Source: Cancer control: Early detection. WHO guide for effective programmes. WHO, 2007

Cancer screening programmes can be implemented in the following ways:

  1. Non-programme screening (commonly referred also as opportunistic screening): Examinations for early detection of breast cancer performed in a diagnostic or clinical setting, independent from the public screening policy (if existing)
  2. Programme screening: Examinations financed by public sources performed in the context of a public screening policy documented in a law, or an official regulation, decision, directive or recommendation, and where the policy defines, at minimum: the screening test, the examination intervals, group of persons eligible to be screened.
  3. Organised screening: Programme screening where other procedures (e.g. standard operating procedures) are specified and where a team at national or regional level is responsible for implementing the policy, i.e. for coordinating the delivery of screening services, quality requirements, reporting on performances and results.
  4. Population-based screening: Programme screening where in each round of the screening the persons in the eligible target area served by the programme are individually identified and personally invited

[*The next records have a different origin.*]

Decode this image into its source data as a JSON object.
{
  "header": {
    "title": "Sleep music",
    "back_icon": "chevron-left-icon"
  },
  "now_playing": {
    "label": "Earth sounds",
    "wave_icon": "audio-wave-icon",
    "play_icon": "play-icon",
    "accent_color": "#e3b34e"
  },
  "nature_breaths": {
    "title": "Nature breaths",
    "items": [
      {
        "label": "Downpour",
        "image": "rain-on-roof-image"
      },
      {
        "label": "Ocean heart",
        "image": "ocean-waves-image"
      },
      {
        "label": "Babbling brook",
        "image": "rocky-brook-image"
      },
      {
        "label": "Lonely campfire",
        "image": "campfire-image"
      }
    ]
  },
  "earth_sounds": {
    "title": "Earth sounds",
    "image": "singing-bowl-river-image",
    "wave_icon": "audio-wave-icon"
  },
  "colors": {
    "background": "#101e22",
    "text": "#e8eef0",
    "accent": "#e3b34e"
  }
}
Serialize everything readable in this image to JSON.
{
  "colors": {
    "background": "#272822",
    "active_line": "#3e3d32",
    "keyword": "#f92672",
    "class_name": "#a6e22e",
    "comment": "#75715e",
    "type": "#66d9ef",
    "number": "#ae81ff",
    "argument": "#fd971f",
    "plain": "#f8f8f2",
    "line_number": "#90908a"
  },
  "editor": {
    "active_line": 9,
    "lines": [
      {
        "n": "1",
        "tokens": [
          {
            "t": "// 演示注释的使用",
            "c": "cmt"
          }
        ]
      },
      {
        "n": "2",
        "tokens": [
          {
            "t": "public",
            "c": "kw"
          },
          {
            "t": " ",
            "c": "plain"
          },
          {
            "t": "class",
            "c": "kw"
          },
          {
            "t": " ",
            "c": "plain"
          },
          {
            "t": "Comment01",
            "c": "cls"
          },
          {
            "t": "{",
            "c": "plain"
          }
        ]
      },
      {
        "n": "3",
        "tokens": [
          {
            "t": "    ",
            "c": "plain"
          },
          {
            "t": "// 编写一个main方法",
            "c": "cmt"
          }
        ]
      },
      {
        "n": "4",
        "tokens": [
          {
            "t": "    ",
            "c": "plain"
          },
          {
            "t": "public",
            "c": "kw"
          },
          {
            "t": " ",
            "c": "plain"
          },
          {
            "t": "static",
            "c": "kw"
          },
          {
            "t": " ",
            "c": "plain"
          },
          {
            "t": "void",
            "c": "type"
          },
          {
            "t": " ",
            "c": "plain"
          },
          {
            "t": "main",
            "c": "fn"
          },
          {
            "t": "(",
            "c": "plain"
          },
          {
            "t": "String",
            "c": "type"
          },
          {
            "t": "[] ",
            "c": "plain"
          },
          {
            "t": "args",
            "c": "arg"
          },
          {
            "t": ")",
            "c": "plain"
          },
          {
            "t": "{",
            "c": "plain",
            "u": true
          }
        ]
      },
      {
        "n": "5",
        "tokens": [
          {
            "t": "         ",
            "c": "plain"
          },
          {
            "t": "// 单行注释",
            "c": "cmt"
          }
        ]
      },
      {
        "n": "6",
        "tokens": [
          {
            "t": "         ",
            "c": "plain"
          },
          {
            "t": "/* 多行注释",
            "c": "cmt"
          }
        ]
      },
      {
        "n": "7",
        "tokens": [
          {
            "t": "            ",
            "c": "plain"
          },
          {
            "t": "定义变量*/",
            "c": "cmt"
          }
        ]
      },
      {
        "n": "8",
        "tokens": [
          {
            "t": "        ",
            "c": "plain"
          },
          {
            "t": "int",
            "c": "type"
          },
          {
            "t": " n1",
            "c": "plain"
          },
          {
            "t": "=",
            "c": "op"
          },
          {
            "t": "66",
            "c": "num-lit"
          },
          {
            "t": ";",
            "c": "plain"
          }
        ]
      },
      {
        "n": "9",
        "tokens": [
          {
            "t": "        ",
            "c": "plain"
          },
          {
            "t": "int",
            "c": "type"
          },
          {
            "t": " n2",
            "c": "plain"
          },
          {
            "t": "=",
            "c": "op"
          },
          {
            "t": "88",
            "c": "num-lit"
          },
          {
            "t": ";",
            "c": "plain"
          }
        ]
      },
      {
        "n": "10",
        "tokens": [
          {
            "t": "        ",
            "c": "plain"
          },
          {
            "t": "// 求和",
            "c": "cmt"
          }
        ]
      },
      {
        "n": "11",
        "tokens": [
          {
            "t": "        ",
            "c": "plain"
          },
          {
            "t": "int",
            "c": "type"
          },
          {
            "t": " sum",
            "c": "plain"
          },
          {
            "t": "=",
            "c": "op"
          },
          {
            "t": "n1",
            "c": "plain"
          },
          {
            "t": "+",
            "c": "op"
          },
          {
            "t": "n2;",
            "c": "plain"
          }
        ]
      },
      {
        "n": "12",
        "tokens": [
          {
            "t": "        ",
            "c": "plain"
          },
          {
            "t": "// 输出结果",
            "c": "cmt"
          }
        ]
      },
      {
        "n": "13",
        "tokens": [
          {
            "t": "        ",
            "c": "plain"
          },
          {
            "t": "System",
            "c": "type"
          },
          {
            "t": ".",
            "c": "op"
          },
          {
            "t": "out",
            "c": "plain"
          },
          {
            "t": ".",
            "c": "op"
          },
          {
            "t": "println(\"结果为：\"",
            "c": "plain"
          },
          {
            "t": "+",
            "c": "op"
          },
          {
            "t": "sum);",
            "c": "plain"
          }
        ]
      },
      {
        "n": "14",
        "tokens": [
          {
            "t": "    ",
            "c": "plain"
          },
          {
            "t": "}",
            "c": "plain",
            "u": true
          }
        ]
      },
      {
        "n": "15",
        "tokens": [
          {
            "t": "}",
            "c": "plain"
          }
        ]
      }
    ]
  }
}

Source: Von Karsa et al, 2008 – adapted by Lerda et al., 2013


In the ISO context, a standard is a document that provides requirements, specifications, guidelines or characteristics that can be used consistently to ensure that materials, products, processes and services are fit for their purpose.

Source: Accreditation legal framework



Strong recommendation

In strong recommendations the guideline panel is confident that the desirable effects of an intervention outweigh its undesirable effects (strong recommendation for an intervention) or that the undesirable effects of an intervention outweigh its desirable effects (strong recommendation against an intervention).
A strong recommendation implies that most or all individuals will be best served by the recommended course of action (GRADE Handbook). Therefore, all healthcare professionals should follow a strong recommendation unless a clear and compelling justification for an alternative approach is extraordinarily present.
Source: GRADE Handbook

Trustworthy guidelines

Trustworthy guidelines should:

  • Be based on a systematic review of the existing evidence;
  • Be developed by a knowledgeable, multidisciplinary panel of experts and representatives from key affected groups;
  • Consider important patient subgroups and patient preferences as appropriate;
  • Be based on an explicit and transparent process that minimises distortions, biases, and conflicts of interest;
  • Be clear in their explanation of the logical relationships between alternative care options and health outcomes;
  • Be rated in terms of both the quality of evidence and the strength of the recommendations;
  • Be reconsidered and revised as appropriate when important new evidence warrants modifications of the recommendations.

Source: IOM (Institute of Medicine). 2011. Clinical Practice Guidelines We Can Trust. Washington, DC: The National Academies Press